My first reaction was relief. At least I didn’t have to worry about the tiny bird’s wellbeing. Then I became concerned. How long ago did the woman leave the note? Was the baby bird safe? Just because it was no longer under my car, didn’t mean I needn’t worry. Perhaps it was stranded nearby with no way to return to the nest. Should I look for it?
By now, it was getting late. I had to leave if I wanted to arrive at my appointment on time. I stood back up and slipped back into the car, my eyes searching for the post-it note, which had found a home on my dashboard. Once again, my thoughts went to the woman—I assumed it had been a woman—who had left the note. She was a caring and tender person. Knowing she lived in my world made it feel safer. And even though I didn’t know her, had no idea who she was, I felt connected to her through her note and our common concern for the baby bird.
All that day, and still now, over a week later, I think about the post-it from time to time. And whenever I do, a sense of joy flits through me. How sweet, interrupting her walk and taking the time to write a note about a baby bird. Or possibly interrupting her walk, heading back home to find the post-its, and then returning to my car to make sure the baby bird was safe.
This person’s small act of kindness has suffused me with happiness again and again. And it has made others happy as well.

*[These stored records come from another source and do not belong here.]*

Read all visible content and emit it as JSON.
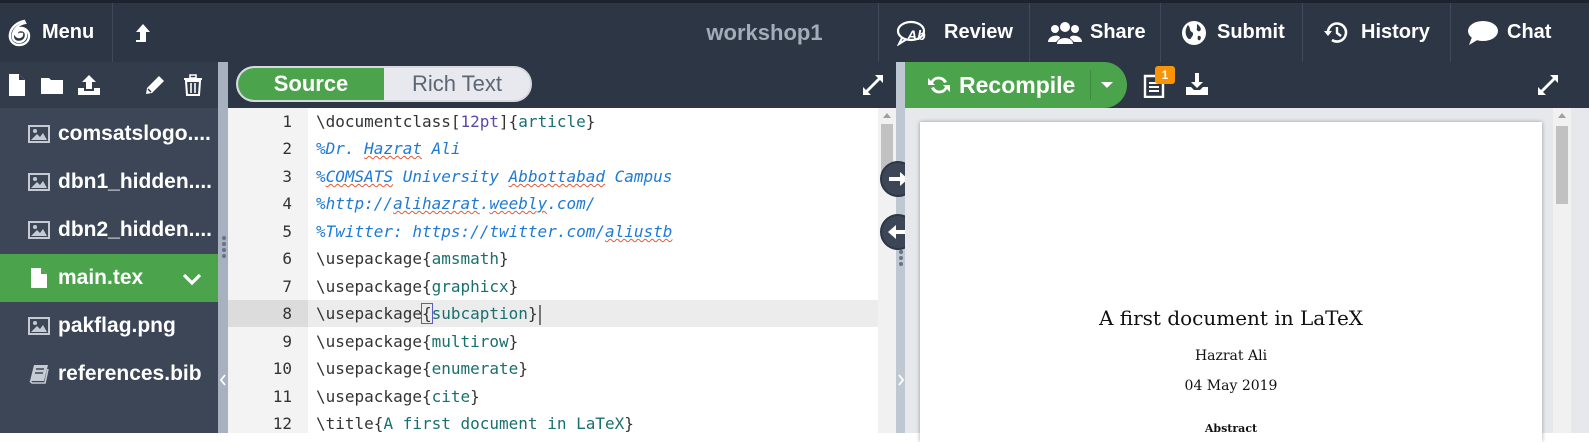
{
  "topbar": {
    "menu_label": "Menu",
    "project_title": "workshop1",
    "review_label": "Review",
    "share_label": "Share",
    "submit_label": "Submit",
    "history_label": "History",
    "chat_label": "Chat"
  },
  "filetree": {
    "items": [
      {
        "name": "comsatslogo....",
        "icon": "image-icon"
      },
      {
        "name": "dbn1_hidden....",
        "icon": "image-icon"
      },
      {
        "name": "dbn2_hidden....",
        "icon": "image-icon"
      },
      {
        "name": "main.tex",
        "icon": "file-icon",
        "selected": true
      },
      {
        "name": "pakflag.png",
        "icon": "image-icon"
      },
      {
        "name": "references.bib",
        "icon": "book-icon"
      }
    ]
  },
  "editor": {
    "mode_source": "Source",
    "mode_rich_text": "Rich Text",
    "active_mode": "Source",
    "active_line": 8,
    "line_numbers": [
      "1",
      "2",
      "3",
      "4",
      "5",
      "6",
      "7",
      "8",
      "9",
      "10",
      "11",
      "12"
    ],
    "lines": [
      "\\documentclass[12pt]{article}",
      "%Dr. Hazrat Ali",
      "%COMSATS University Abbottabad Campus",
      "%http://alihazrat.weebly.com/",
      "%Twitter: https://twitter.com/aliustb",
      "\\usepackage{amsmath}",
      "\\usepackage{graphicx}",
      "\\usepackage{subcaption}",
      "\\usepackage{multirow}",
      "\\usepackage{enumerate}",
      "\\usepackage{cite}",
      "\\title{A first document in LaTeX}"
    ]
  },
  "pdf": {
    "recompile_label": "Recompile",
    "log_badge": "1",
    "doc_title": "A first document in LaTeX",
    "doc_author": "Hazrat Ali",
    "doc_date": "04 May 2019",
    "doc_abstract_heading": "Abstract"
  },
  "colors": {
    "topbar_bg": "#2c3645",
    "sidebar_bg": "#3c4656",
    "accent_green": "#4ba34c",
    "badge_orange": "#f89406"
  }
}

Each time I tell someone about the note, their face lights up. “How lovely,” some have said. “How very sweet!” Others simply exclaim “aaaaah” or “ooooooh,” as we spend a few moments contemplating the kindness of a complete stranger.
Think about it: one small act of kindness has had a powerful effect, making one person intensely happy, her happiness spreading to friends and acquaintances, all united by a tiny, turquoise post-it note, fluttering on a car window in Berkeley.